Gilroy restaurant boasts one of the area’s largest bourbon collections
Published in the January 6 – 19, 2016 issue of Morgan Hill Life
By Lauren Newcomb
The Milias Restaurant has been a fixture in downtown Gilroy since it opened its doors in 1922. Since then, its collection of spirits has grown both in size and nuance. The Milias now boasts one of the largest and most eclectic bourbon collections in the South Bay, with more than 600 different varieties. Of these, the most unique are three bottles of Pappy Van Winkle, aged 12, 15, and 20 years. “We get what’s impossible to get,” co-owner Adam Sanchez said, “and our customers appreciate that.”
Bourbons are not the only spirits served at The Milias. The bar contains 30 different vodkas, 18 gins, and 10 scotches, among others. The most popular drink is the Manhattan, followed closely by their signature 6th Street Margarita. The restaurant and bar also acquired Orphan Barrel, which Sanchez describes as irreplaceable once they are gone. Orphan Barrel spirits are blends of rare and long-forgotten barrels discovered in old warehouses, distilleries and other such places. Because of this, Orphan Barrel cannot be replicated.

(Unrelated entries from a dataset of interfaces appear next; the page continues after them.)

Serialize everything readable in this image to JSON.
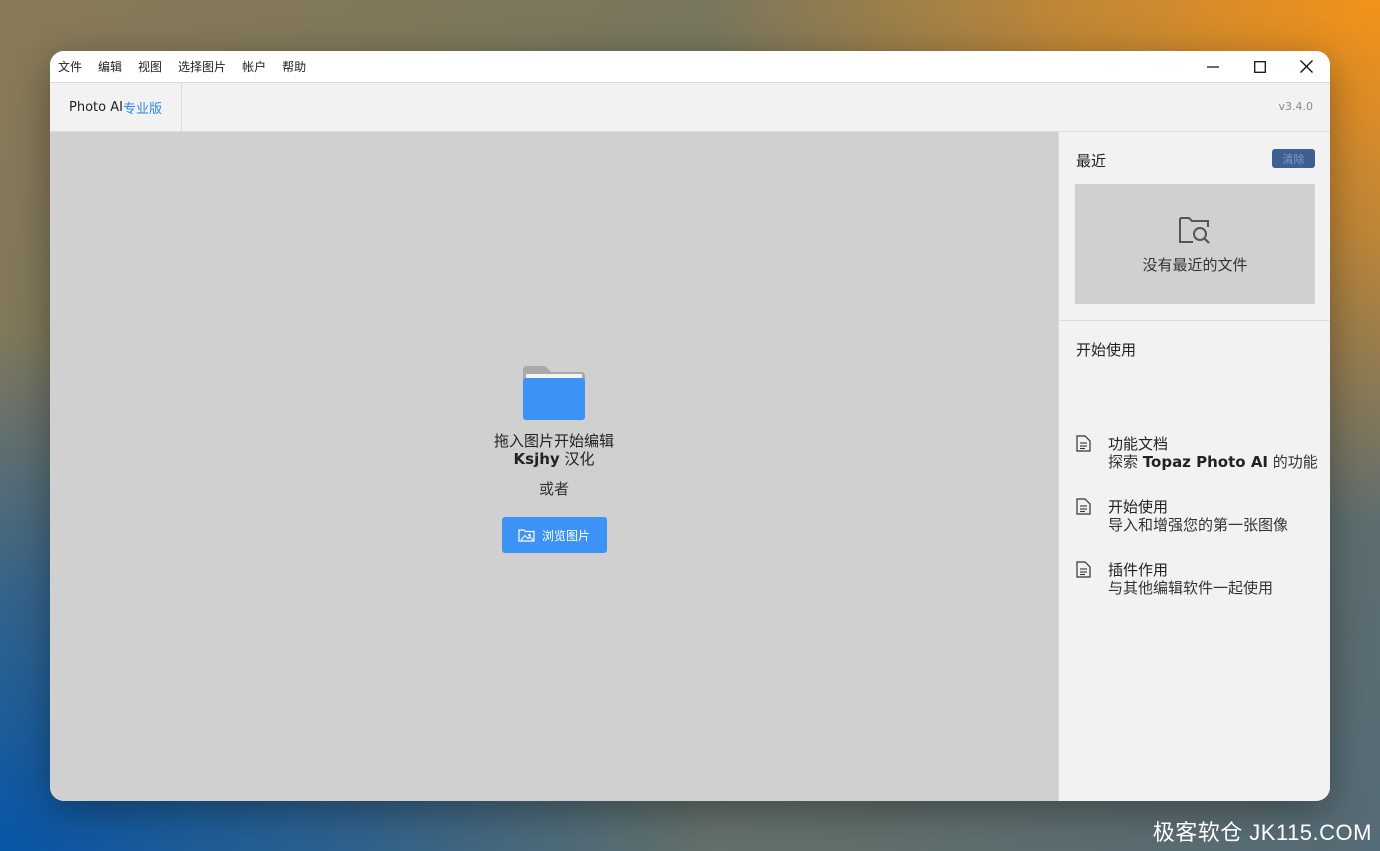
{
  "menubar": {
    "items": [
      "文件",
      "编辑",
      "视图",
      "选择图片",
      "帐户",
      "帮助"
    ]
  },
  "header": {
    "app_name": "Photo AI",
    "edition": "专业版",
    "version": "v3.4.0"
  },
  "drop_zone": {
    "title": "拖入图片开始编辑",
    "subtitle_bold": "Ksjhy",
    "subtitle_rest": " 汉化",
    "or_text": "或者",
    "browse_label": "浏览图片"
  },
  "sidebar": {
    "recent_title": "最近",
    "clear_label": "清除",
    "recent_empty": "没有最近的文件",
    "start_title": "开始使用",
    "docs": [
      {
        "title": "功能文档",
        "desc_pre": "探索 ",
        "desc_bold": "Topaz Photo AI",
        "desc_post": " 的功能"
      },
      {
        "title": "开始使用",
        "desc_pre": "导入和增强您的第一张图像",
        "desc_bold": "",
        "desc_post": ""
      },
      {
        "title": "插件作用",
        "desc_pre": "与其他编辑软件一起使用",
        "desc_bold": "",
        "desc_post": ""
      }
    ]
  },
  "watermark": "极客软仓 JK115.COM",
  "colors": {
    "accent": "#3d93f5",
    "clear_button": "#3d5f91",
    "canvas_bg": "#d0d0d0",
    "panel_bg": "#f2f2f2"
  }
}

When asked about the ghostly spirits that are said by some to haunt the old hotel, restaurant and bar, Sanchez replied with a mischievous smile, “The drink ones or the dead ones? We’ve got plenty of both.” It’s true — The Milias shares a long history with its spirits, both the alcoholic and the spectral. The spirit of an old bartender named Gaspar is said to haunt the very bar he used to tend. He makes his presence known in various ways, such as rearranging the glasses on the shelves, tipping over empty glasses and randomly moving chairs. According to Sanchez, Gaspar’s most eerie manifestation is when he taps them on the back, like a bartender letting the other bartenders know he is behind them.

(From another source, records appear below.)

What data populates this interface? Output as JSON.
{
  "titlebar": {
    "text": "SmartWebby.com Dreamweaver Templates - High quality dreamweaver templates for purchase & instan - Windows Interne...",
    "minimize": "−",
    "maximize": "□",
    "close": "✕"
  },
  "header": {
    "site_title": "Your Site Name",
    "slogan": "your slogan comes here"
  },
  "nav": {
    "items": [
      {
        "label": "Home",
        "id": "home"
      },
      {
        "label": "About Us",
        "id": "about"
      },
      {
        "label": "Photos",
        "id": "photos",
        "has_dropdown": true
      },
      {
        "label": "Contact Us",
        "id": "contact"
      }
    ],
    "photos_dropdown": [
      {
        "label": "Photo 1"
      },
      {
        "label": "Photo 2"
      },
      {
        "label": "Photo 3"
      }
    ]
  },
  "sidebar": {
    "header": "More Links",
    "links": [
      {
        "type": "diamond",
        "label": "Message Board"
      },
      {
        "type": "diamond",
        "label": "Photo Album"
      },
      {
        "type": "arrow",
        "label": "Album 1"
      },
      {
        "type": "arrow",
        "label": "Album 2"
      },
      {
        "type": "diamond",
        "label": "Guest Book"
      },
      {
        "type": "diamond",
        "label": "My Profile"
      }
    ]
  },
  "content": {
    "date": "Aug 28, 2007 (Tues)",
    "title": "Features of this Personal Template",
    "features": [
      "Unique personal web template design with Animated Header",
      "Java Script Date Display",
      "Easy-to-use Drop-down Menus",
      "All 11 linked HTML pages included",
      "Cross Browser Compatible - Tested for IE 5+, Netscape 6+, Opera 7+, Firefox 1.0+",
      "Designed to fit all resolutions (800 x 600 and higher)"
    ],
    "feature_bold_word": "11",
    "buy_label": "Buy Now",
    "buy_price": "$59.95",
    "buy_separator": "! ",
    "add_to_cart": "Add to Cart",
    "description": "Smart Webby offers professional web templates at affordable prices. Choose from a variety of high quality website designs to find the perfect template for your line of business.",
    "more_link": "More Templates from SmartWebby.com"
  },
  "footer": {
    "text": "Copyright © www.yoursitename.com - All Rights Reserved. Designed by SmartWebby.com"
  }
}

As fascinating as these stories of the paranormal are, co-owner Ann Zyburra is quick to return to The Milias’s true claim-to-fame — its collection of spirits (the drink ones, not the ghostly ones). With an intense look on her face, she explains that not only does such a collection require hard work to accumulate, but it also requires great care and passion.

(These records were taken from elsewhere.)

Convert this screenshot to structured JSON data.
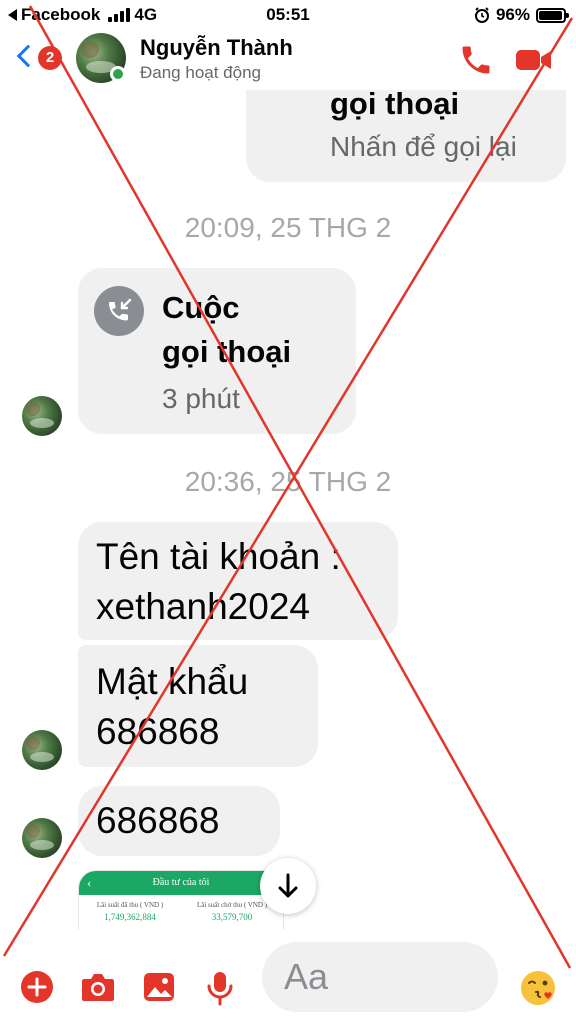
{
  "status_bar": {
    "carrier": "Facebook",
    "network": "4G",
    "time": "05:51",
    "battery": "96%",
    "battery_level": 0.96
  },
  "header": {
    "unread_count": "2",
    "contact_name": "Nguyễn Thành",
    "contact_status": "Đang hoạt động"
  },
  "messages": {
    "prev_call": {
      "title": "gọi thoại",
      "subtitle": "Nhấn để gọi lại"
    },
    "timestamp_1": "20:09, 25 THG 2",
    "call": {
      "title_line1": "Cuộc",
      "title_line2": "gọi thoại",
      "duration": "3 phút"
    },
    "timestamp_2": "20:36, 25 THG 2",
    "text_1": {
      "line1": "Tên tài khoản :",
      "line2": "xethanh2024"
    },
    "text_2": {
      "line1": "Mật khẩu",
      "line2": "686868"
    },
    "text_3": "686868",
    "image_preview": {
      "title": "Đầu tư của tôi",
      "col1_label": "Lãi suất đã thu ( VND )",
      "col1_value": "1,749,362,884",
      "col2_label": "Lãi suất chờ thu ( VND )",
      "col2_value": "33,579,700"
    }
  },
  "composer": {
    "placeholder": "Aa"
  },
  "colors": {
    "accent_red": "#e4352b",
    "messenger_blue": "#1877f2",
    "bubble_gray": "#f0f0f0",
    "online_green": "#31a24c",
    "watermark_red": "#e4352b"
  },
  "icons": [
    "back-chevron-icon",
    "phone-icon",
    "video-camera-icon",
    "missed-call-icon",
    "arrow-down-icon",
    "plus-icon",
    "camera-icon",
    "gallery-icon",
    "microphone-icon",
    "emoji-icon",
    "winking-kiss-emoji-icon"
  ]
}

“Spirits are not just some liquid you pour into a glass,” she says, “They’re so much more than that.”
The passion these two harbor for spirits is not confined solely to their horseshoe-shaped bar, but bleeds into other areas of their lives as well. Sanchez and Zyburra share a rueful smile as they recall various wine tastings and other such events concerning spirits that they have attended with their spouses, only to have to work. “We know what we like,” Zyburra asserts, “But it’s not just about us. We have to taste for our customers, too.” Both have taken great pains to listen to their customers so they may take their opinions into account when altering the menu.
These events help Sanchez and Zyburra create The Milias’s extensive and eclectic wine list and drinks menu, as well as maintaining their rotation of local wines on the menu. Although they consulted a master sommelier to ensure the quality of their wine list, they also make sure to include a good number of local wines such that no one is intimidated by a long list of unpronounceable French wines and feels, as they call it, “wine-shamed.”
Currently, the owners of The Milias are working on developing a bourbon flight as well as a gin flight, much like a wine flight. They understand that spirits can get expensive, and these flights will help customers figure out what they like. Sanchez and Zyburra hope that their customers will come to appreciate spirits as they do by tasting them in this fashion.
In line with their devotion to an elaborate collection of spirits and wines, Sanchez and Zyburra continually strive to expand their repertoires through experimentation. The inspiration for one of Zyburra’s recent creations came while in the garden upon spotting a redwood tree. Aptly described as “Christmas in a glass,” the drink incorporates the oils released from bruised redwood needles into a mixture of grapefruit juice and gin and tonic.
Sanchez and Zyburra take great pleasure in adding to their collection and to their menu, either through the acquisition of spirits that no one else can seem to get, or through the creation of new drinks. “It’s a tough job,” Zyburra says with a grin, “But someone’s got to do it.”